Creating Content: New Business Vs an Established Business
Early-stage companies need a metric-centered content approach.
They have less knowledge about their prospect’s *actual* interests, questions, concerns, and objections.
If you've been in business for years, you have
- a customer base
- an established product
- lots of sales calls under your belt
Through these touchpoints, you know
- what your target group cares about
- what features of your product they like most
- what recurring objections and questions they bring up on sales calls
Based on this database, you can create inside-of-funnel content pieces which address specific concerns your customers have when moving through the sales cycle.
These posts might only get 100 views because they answer nuanced questions down the sales funnel.
But you know they are relevant for your target group–because customers *told* you–regardless of whether that post goes viral on LinkedIn.
Whereas if you just launched your company, you're missing interactions, conversations, and sales calls to exactly know
- what your customers need
- what features are appealing
- their most common objections in sales calls
Here's what you should be doing:
1. make educated guesses about your customers' interests and talk about them
2. look at the metrics of your posts (likes, views, interaction, engagement rate) to see which of your guesses resonated most
This way, you get a picture of your target group's interests and what direction to move with your content.
Both approaches are combinable.
But when you're creating content for an early-stage company, iteration and reporting play an essential part in your content marketing strategy.

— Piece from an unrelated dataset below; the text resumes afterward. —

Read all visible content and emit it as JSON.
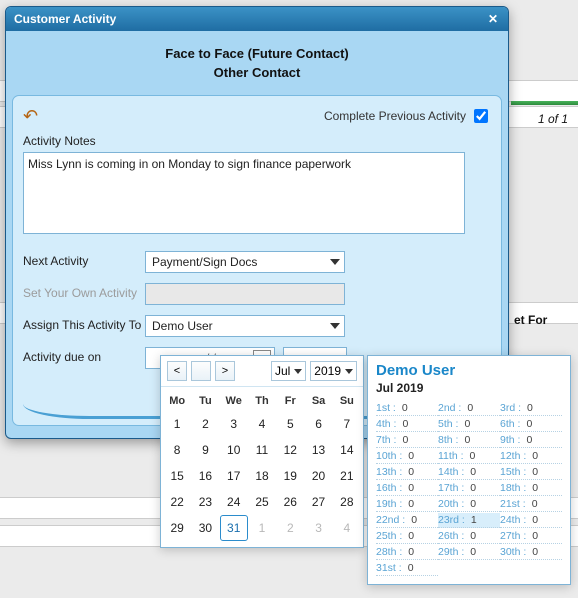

As you know more and more about your customers' true desires, you can start trusting the process more and more.